But his uncertainty about his Kennedy Center program isn’t a devil-may-care gesture, nor is it a statement of principle. It’s just that as an organist, he’s dependent on the instrument he’s using, and he’s never played the Kennedy Center’s new Rubenstein organ before. A lot of his limited practice time before the show will be devoted to discovering the strengths and abilities of this particular instrument and figuring out which pieces will showcase it, and him, best.

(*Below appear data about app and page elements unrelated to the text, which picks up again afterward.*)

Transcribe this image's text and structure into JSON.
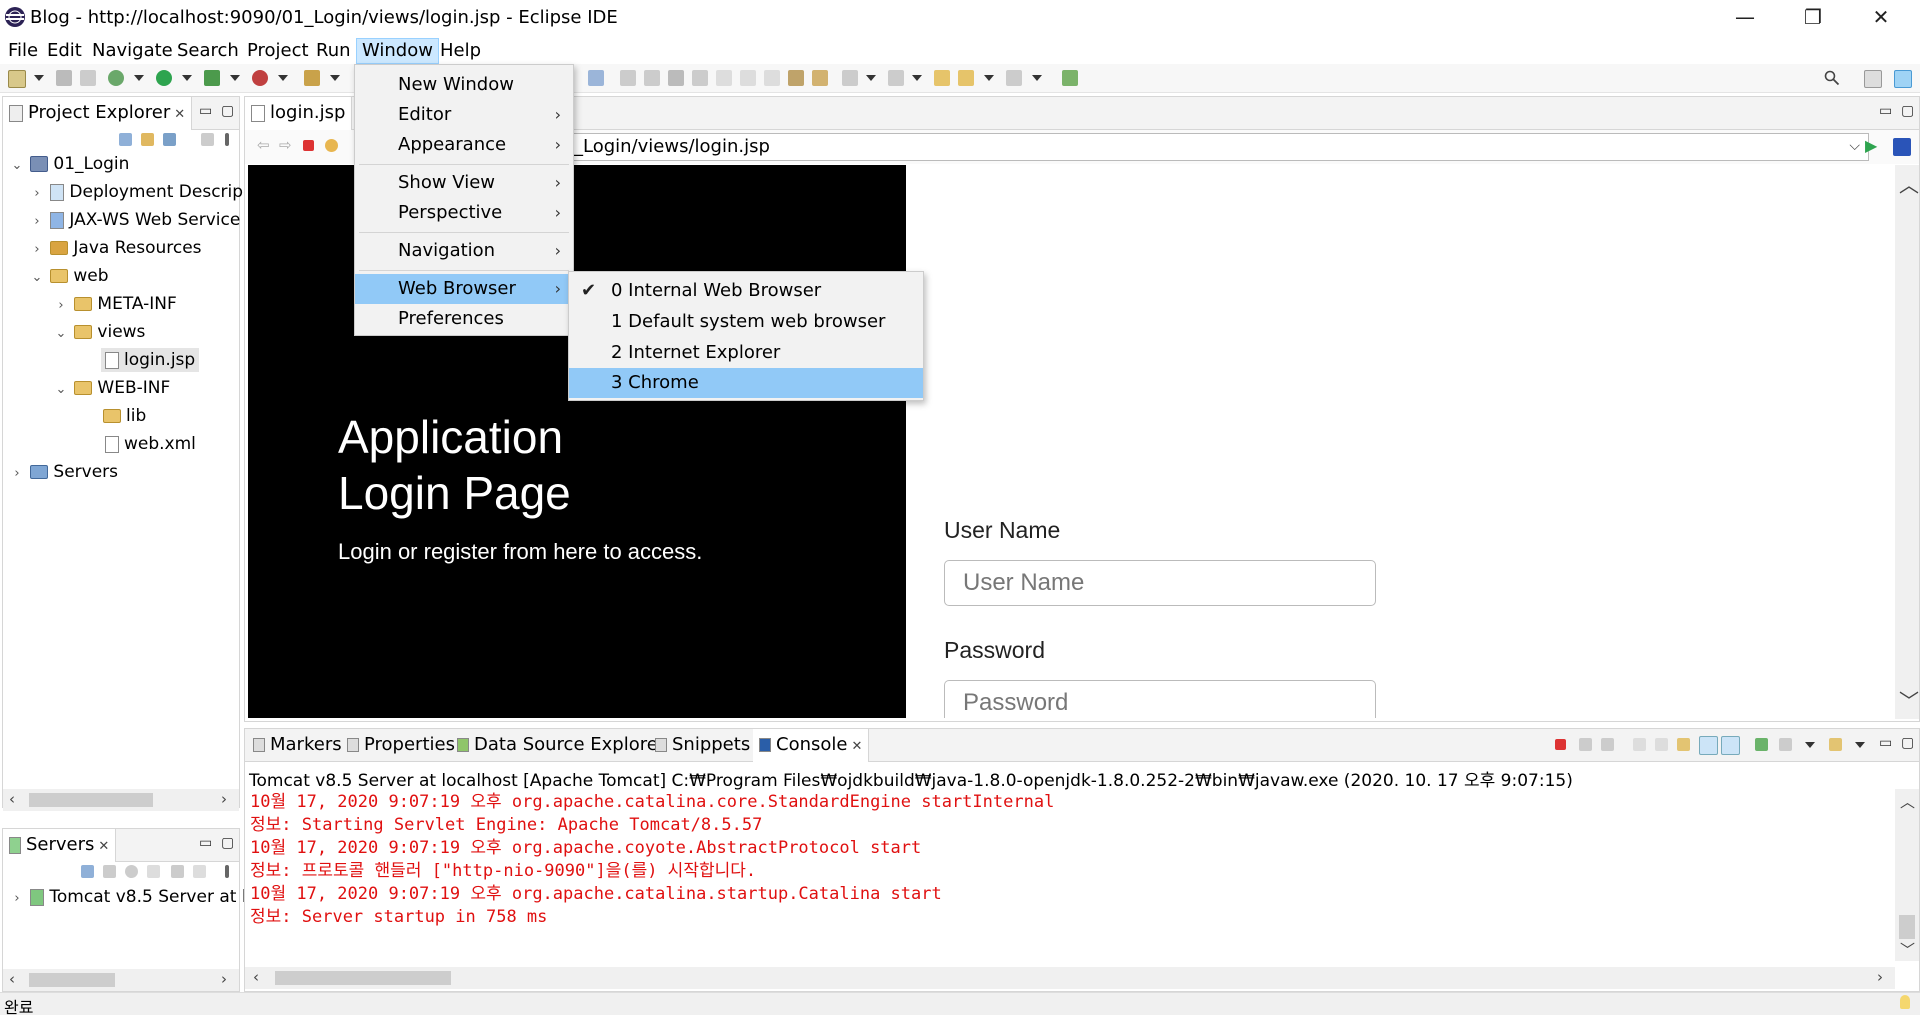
{
  "window": {
    "title": "Blog - http://localhost:9090/01_Login/views/login.jsp - Eclipse IDE",
    "minimize": "—",
    "restore": "❐",
    "close": "✕"
  },
  "menubar": {
    "items": [
      "File",
      "Edit",
      "Navigate",
      "Search",
      "Project",
      "Run",
      "Window",
      "Help"
    ]
  },
  "window_menu": {
    "items": [
      {
        "label": "New Window",
        "submenu": false
      },
      {
        "label": "Editor",
        "submenu": true
      },
      {
        "label": "Appearance",
        "submenu": true
      },
      {
        "label": "Show View",
        "submenu": true
      },
      {
        "label": "Perspective",
        "submenu": true
      },
      {
        "label": "Navigation",
        "submenu": true
      },
      {
        "label": "Web Browser",
        "submenu": true
      },
      {
        "label": "Preferences",
        "submenu": false
      }
    ],
    "submenu_arrow": "›"
  },
  "web_browser_submenu": {
    "check": "✔",
    "items": [
      "0 Internal Web Browser",
      "1 Default system web browser",
      "2 Internet Explorer",
      "3 Chrome"
    ]
  },
  "project_explorer": {
    "tab_label": "Project Explorer",
    "tree": [
      {
        "label": "01_Login",
        "twisty": "⌄",
        "icon": "project-icon"
      },
      {
        "label": "Deployment Descrip",
        "twisty": "›",
        "icon": "deployment-descriptor-icon"
      },
      {
        "label": "JAX-WS Web Service",
        "twisty": "›",
        "icon": "web-service-icon"
      },
      {
        "label": "Java Resources",
        "twisty": "›",
        "icon": "java-resources-icon"
      },
      {
        "label": "web",
        "twisty": "⌄",
        "icon": "folder-icon"
      },
      {
        "label": "META-INF",
        "twisty": "›",
        "icon": "folder-icon"
      },
      {
        "label": "views",
        "twisty": "⌄",
        "icon": "folder-icon"
      },
      {
        "label": "login.jsp",
        "twisty": "",
        "icon": "jsp-file-icon"
      },
      {
        "label": "WEB-INF",
        "twisty": "⌄",
        "icon": "folder-icon"
      },
      {
        "label": "lib",
        "twisty": "",
        "icon": "folder-icon"
      },
      {
        "label": "web.xml",
        "twisty": "",
        "icon": "xml-file-icon"
      },
      {
        "label": "Servers",
        "twisty": "›",
        "icon": "folder-icon"
      }
    ]
  },
  "servers_view": {
    "tab_label": "Servers",
    "row": "Tomcat v8.5 Server at l"
  },
  "editor": {
    "tab_label": "login.jsp",
    "url": "_Login/views/login.jsp"
  },
  "login_page": {
    "heading_line1": "Application",
    "heading_line2": "Login Page",
    "subtitle": "Login or register from here to access.",
    "username_label": "User Name",
    "username_placeholder": "User Name",
    "password_label": "Password",
    "password_placeholder": "Password"
  },
  "bottom_tabs": [
    "Markers",
    "Properties",
    "Data Source Explorer",
    "Snippets",
    "Console"
  ],
  "console": {
    "header": "Tomcat v8.5 Server at localhost [Apache Tomcat] C:₩Program Files₩ojdkbuild₩java-1.8.0-openjdk-1.8.0.252-2₩bin₩javaw.exe  (2020. 10. 17 오후 9:07:15)",
    "lines": [
      "10월 17, 2020 9:07:19 오후 org.apache.catalina.core.StandardEngine startInternal",
      "정보: Starting Servlet Engine: Apache Tomcat/8.5.57",
      "10월 17, 2020 9:07:19 오후 org.apache.coyote.AbstractProtocol start",
      "정보: 프로토콜 핸들러 [\"http-nio-9090\"]을(를) 시작합니다.",
      "10월 17, 2020 9:07:19 오후 org.apache.catalina.startup.Catalina start",
      "정보: Server startup in 758 ms"
    ],
    "color": "#e01010"
  },
  "statusbar": {
    "text": "완료"
  },
  "colors": {
    "menu_highlight": "#91c9f7",
    "active_menu": "#cce8ff",
    "browser_dark": "#000000"
  }
}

Carpenter wants to make the organ a mainstream instrument. At least, he wants to be part of the classical music mainstream, and he looks to be well on his way. He’s got two Kennedy Center appearances this fall: In addition to the solo recital, he’ll appear with the National Symphony Orchestra at its season-opening gala on Sept. 29. Before that, he will perform at the Berliner Philharmonie; after that, he is to record his first album for his new label, Sony, which will release it next spring.
As Carpenter sees it, the biggest impediment for an organ soloist is dependency on an instrument: Not every concert hall has an organ, and not every organ is good. “Modern major management is not equipped to deal with churches,” Carpenter said from his home in Berlin last month. He’s got his own predictably idiosyncratic solution. Just after his Kennedy Center concert, he’ll fly to Massachusetts to get his brand-new, specially built, half-million-dollar touring organ, which will enable him to perform anywhere in the world. “All I actually want,” Carpenter says, “is to perform on the same instrument on which I practice.”

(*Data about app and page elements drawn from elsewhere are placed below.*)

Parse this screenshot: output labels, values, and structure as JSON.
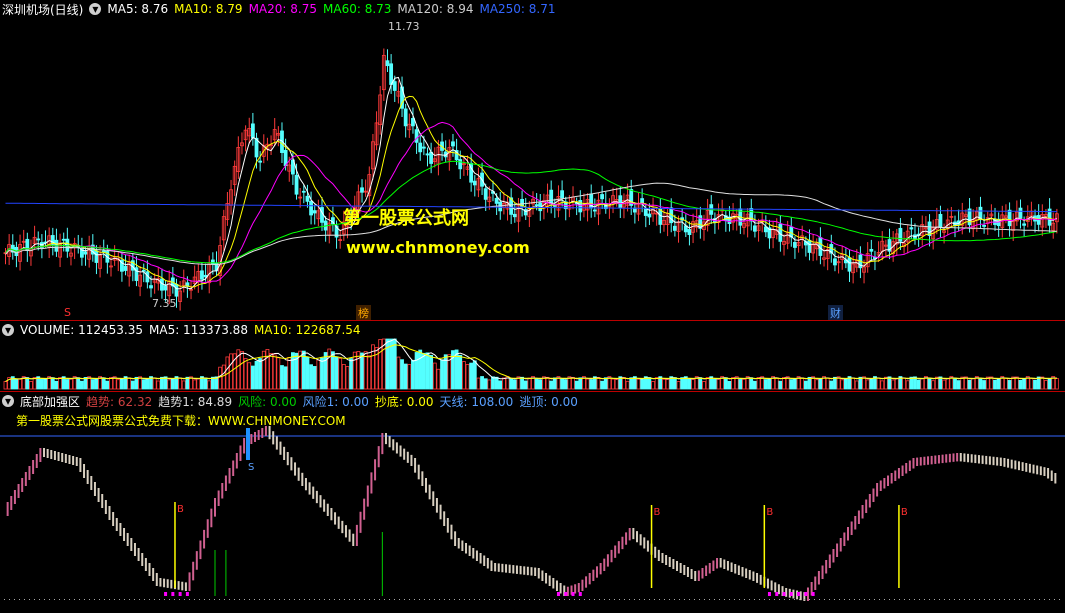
{
  "price_panel": {
    "title": "深圳机场(日线)",
    "indicators": [
      {
        "label": "MA5: 8.76",
        "color": "#ffffff"
      },
      {
        "label": "MA10: 8.79",
        "color": "#ffff00"
      },
      {
        "label": "MA20: 8.75",
        "color": "#ff00ff"
      },
      {
        "label": "MA60: 8.73",
        "color": "#00ff00"
      },
      {
        "label": "MA120: 8.94",
        "color": "#cccccc"
      },
      {
        "label": "MA250: 8.71",
        "color": "#3366ff"
      }
    ],
    "high_label": "11.73",
    "low_label": "7.35",
    "markers": [
      {
        "text": "S",
        "color": "#ff3030"
      },
      {
        "text": "榜",
        "color": "#ffaa00"
      },
      {
        "text": "财",
        "color": "#5aa0ff"
      }
    ],
    "watermark_cn": "第一股票公式网",
    "watermark_url": "www.chnmoney.com"
  },
  "volume_panel": {
    "title": "VOLUME: 112453.35",
    "ma5": "MA5: 113373.88",
    "ma10": "MA10: 122687.54"
  },
  "indicator_panel": {
    "title": "底部加强区",
    "values": [
      {
        "label": "趋势: 62.32",
        "color": "#d04040"
      },
      {
        "label": "趋势1: 84.89",
        "color": "#dddddd"
      },
      {
        "label": "风险: 0.00",
        "color": "#00cc00"
      },
      {
        "label": "风险1: 0.00",
        "color": "#5aa0ff"
      },
      {
        "label": "抄底: 0.00",
        "color": "#ffff00"
      },
      {
        "label": "天线: 108.00",
        "color": "#5aa0ff"
      },
      {
        "label": "逃顶: 0.00",
        "color": "#5aa0ff"
      }
    ],
    "download_text": "第一股票公式网股票公式免费下载：WWW.CHNMONEY.COM",
    "b_label": "B",
    "s_label": "S"
  }
}
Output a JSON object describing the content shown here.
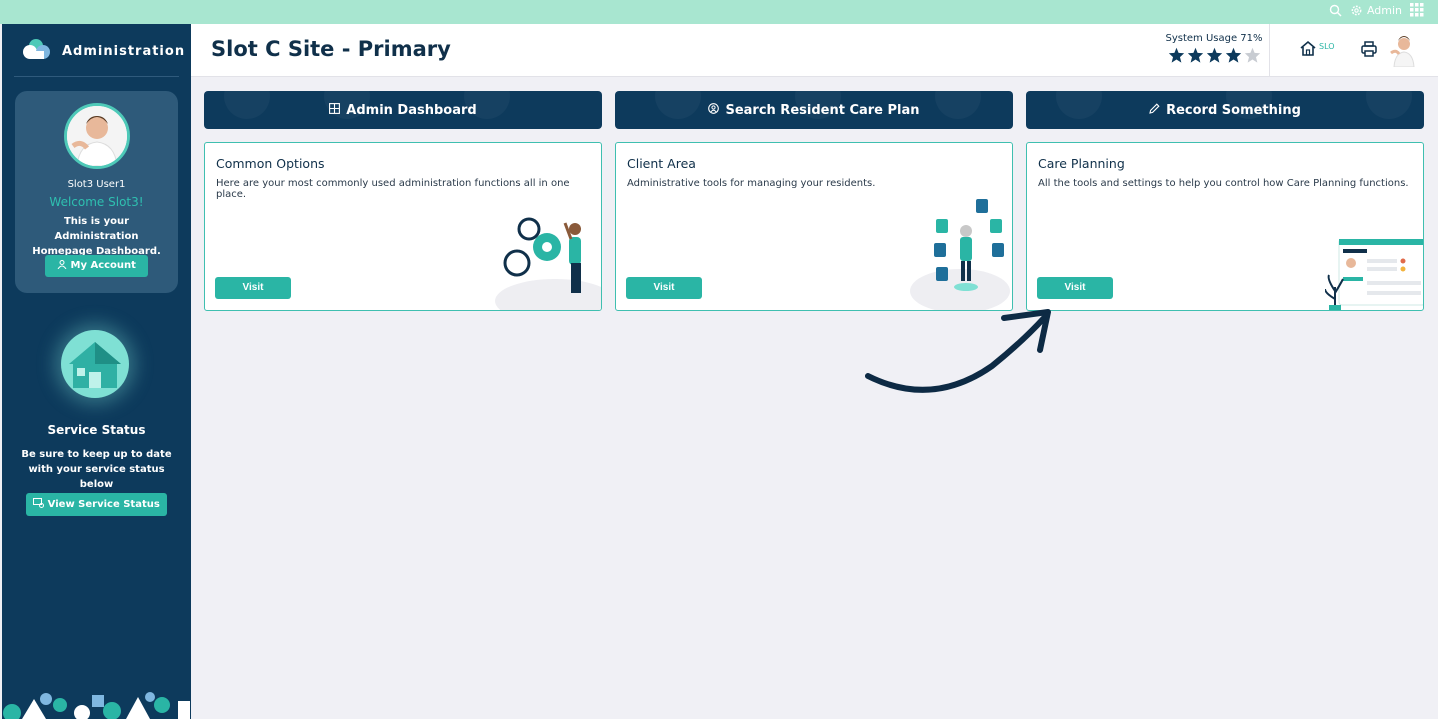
{
  "topbar": {
    "user_label": "Admin"
  },
  "sidebar": {
    "brand": "Administration",
    "profile": {
      "name": "Slot3 User1",
      "welcome": "Welcome Slot3!",
      "description": "This is your Administration Homepage Dashboard.",
      "button_label": "My Account"
    },
    "service": {
      "title": "Service Status",
      "description": "Be sure to keep up to date with your service status below",
      "button_label": "View Service Status"
    }
  },
  "header": {
    "title": "Slot C Site - Primary",
    "usage_label": "System Usage 71%",
    "usage_stars": 4,
    "usage_stars_max": 5,
    "site_code": "SLO"
  },
  "quick_actions": [
    {
      "label": "Admin Dashboard",
      "icon": "grid-icon"
    },
    {
      "label": "Search Resident Care Plan",
      "icon": "search-user-icon"
    },
    {
      "label": "Record Something",
      "icon": "pencil-icon"
    }
  ],
  "cards": [
    {
      "title": "Common Options",
      "description": "Here are your most commonly used administration functions all in one place.",
      "button": "Visit"
    },
    {
      "title": "Client Area",
      "description": "Administrative tools for managing your residents.",
      "button": "Visit"
    },
    {
      "title": "Care Planning",
      "description": "All the tools and settings to help you control how Care Planning functions.",
      "button": "Visit"
    }
  ],
  "colors": {
    "navy": "#0d3a5c",
    "teal": "#2ab5a5",
    "mint": "#a8e6d0",
    "background": "#f0f0f5"
  }
}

Why is this controversial? Because Carpenter’s traveling organ is digital. The organ tradition as we see it today centers on the “king of instruments,” the pipe organ, each one site-specific, each one slightly different, each costing millions of dollars (the price tag on the Kennedy Center’s was $2 million). Digital organs, by contrast, are seen as soulless, impersonal. Carpenter begs to differ. In his view, organs have always been on the cutting edge of technology, and the way that the sound is generated — digitally or acoustically — is less important than how the instrument is played — all the more so since the organ is the only instrument with no direct relationship between the level of sound and the player’s physical stamina.

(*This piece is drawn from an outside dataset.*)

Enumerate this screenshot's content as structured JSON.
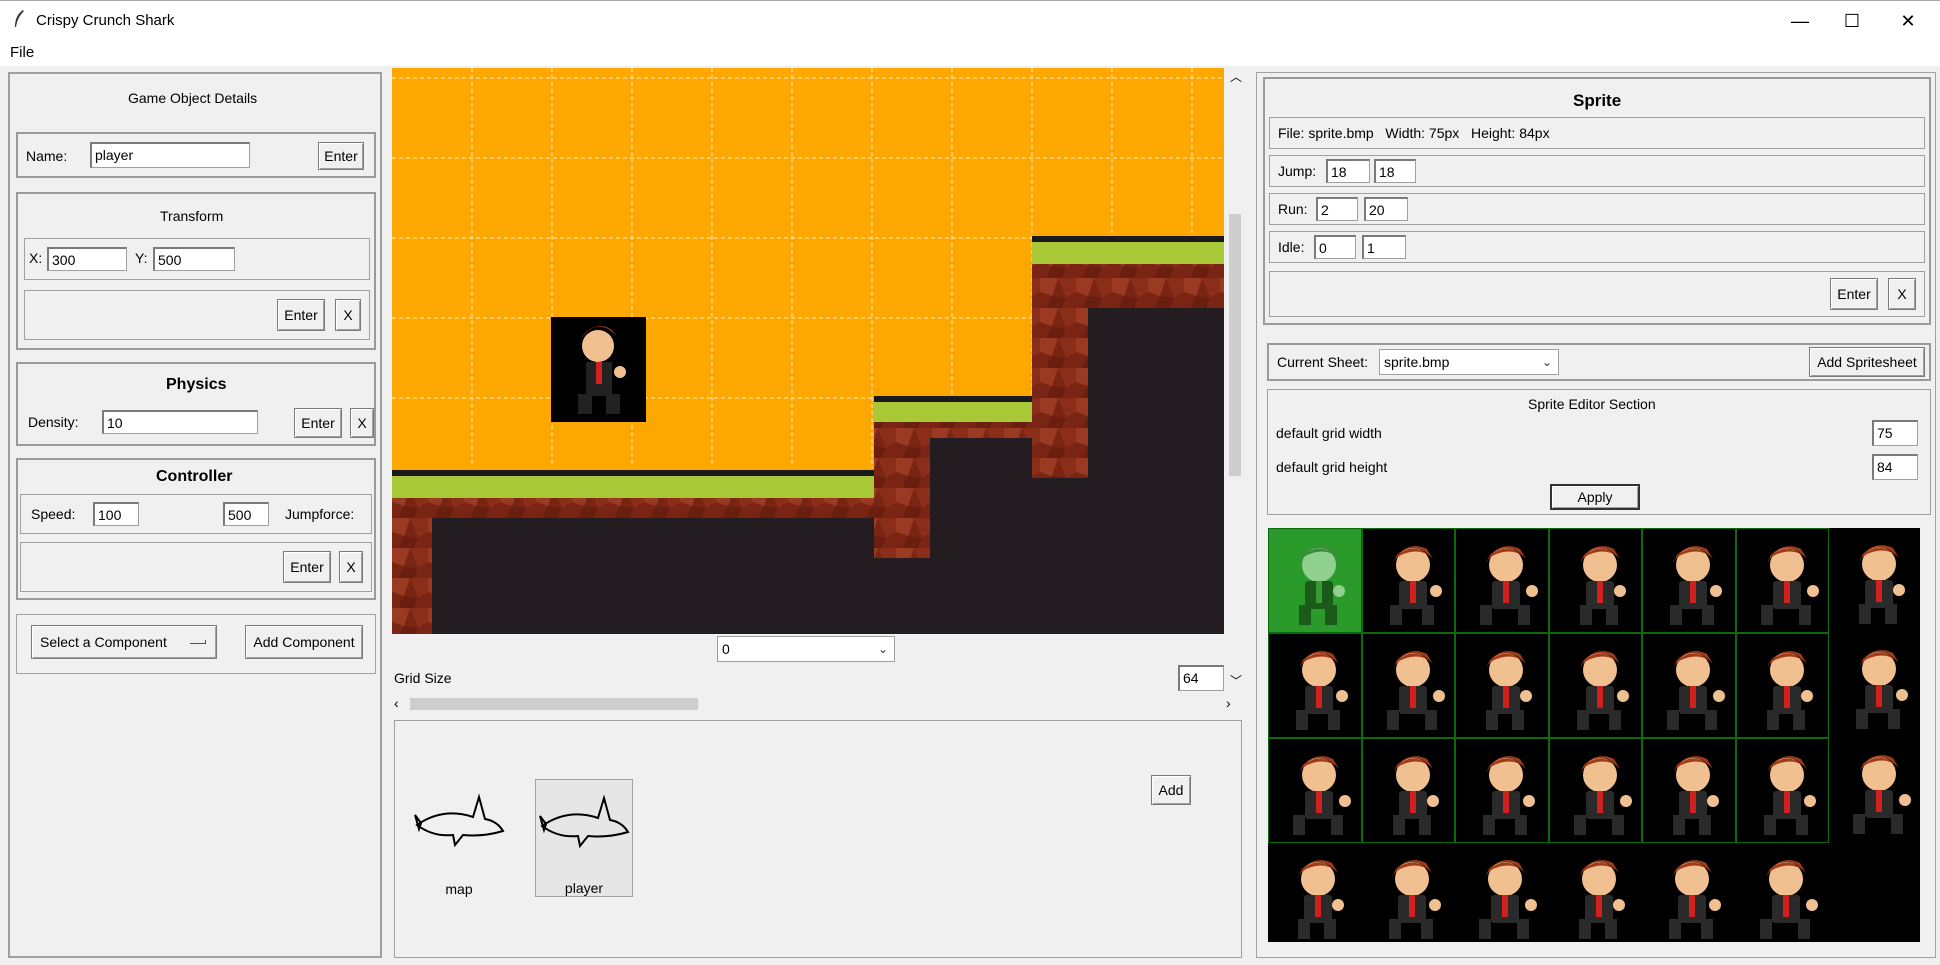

“At some point, the relationship between the idea of the organ and the reality of the organ got inverted,” he says. When “the organ, the instrument, became the point, rather than the performer or the music . . . we [started having] to beg or apologize for the organ as something that deserves attention.”